§ **Directions**: Search the entries below for "Page". Report each line where it occurs.

[Records from a data collection]
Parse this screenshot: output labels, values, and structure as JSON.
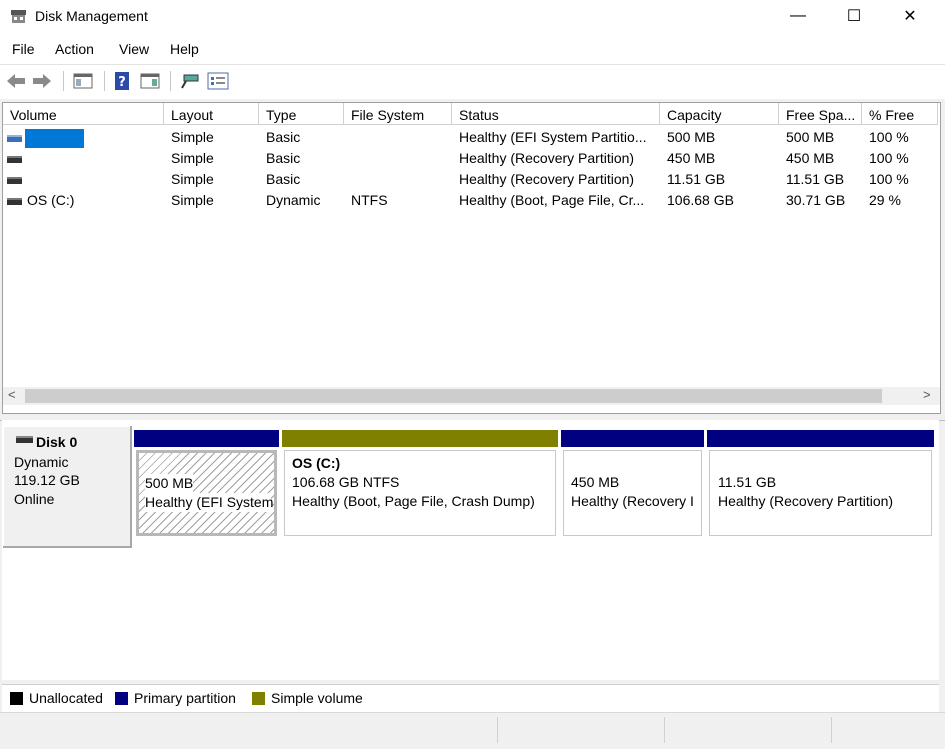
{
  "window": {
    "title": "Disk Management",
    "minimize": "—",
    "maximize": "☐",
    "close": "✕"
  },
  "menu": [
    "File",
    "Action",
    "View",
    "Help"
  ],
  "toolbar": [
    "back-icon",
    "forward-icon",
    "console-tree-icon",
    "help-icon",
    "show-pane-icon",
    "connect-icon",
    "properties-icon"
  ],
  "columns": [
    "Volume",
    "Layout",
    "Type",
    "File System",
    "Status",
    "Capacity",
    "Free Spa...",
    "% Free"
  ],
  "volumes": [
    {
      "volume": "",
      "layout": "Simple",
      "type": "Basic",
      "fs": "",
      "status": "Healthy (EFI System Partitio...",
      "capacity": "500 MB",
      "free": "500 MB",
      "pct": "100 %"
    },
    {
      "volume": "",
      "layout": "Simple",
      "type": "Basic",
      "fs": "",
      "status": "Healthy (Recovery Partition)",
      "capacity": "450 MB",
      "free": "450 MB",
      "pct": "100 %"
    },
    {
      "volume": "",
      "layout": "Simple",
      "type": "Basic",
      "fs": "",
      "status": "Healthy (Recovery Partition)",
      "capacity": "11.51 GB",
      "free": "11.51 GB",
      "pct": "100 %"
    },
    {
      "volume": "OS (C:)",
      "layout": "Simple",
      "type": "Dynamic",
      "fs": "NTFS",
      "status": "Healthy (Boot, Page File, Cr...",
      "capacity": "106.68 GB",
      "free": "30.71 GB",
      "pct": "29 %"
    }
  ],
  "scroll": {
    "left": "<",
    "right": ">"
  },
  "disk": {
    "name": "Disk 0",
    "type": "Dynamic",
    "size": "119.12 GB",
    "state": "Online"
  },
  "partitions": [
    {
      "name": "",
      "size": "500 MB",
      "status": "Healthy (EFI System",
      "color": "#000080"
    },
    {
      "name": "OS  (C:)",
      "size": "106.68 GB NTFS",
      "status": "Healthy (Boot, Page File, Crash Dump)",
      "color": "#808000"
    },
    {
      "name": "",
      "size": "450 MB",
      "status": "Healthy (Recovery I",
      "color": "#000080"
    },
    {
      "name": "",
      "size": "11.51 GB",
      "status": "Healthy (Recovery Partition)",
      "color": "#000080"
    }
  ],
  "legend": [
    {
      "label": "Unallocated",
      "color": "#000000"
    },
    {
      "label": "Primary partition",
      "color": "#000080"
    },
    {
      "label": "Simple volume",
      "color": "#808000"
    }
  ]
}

§ **The completed task**:
      "status": "Healthy (Boot, Page File, Cr...",
      "status": "Healthy (Boot, Page File, Crash Dump)",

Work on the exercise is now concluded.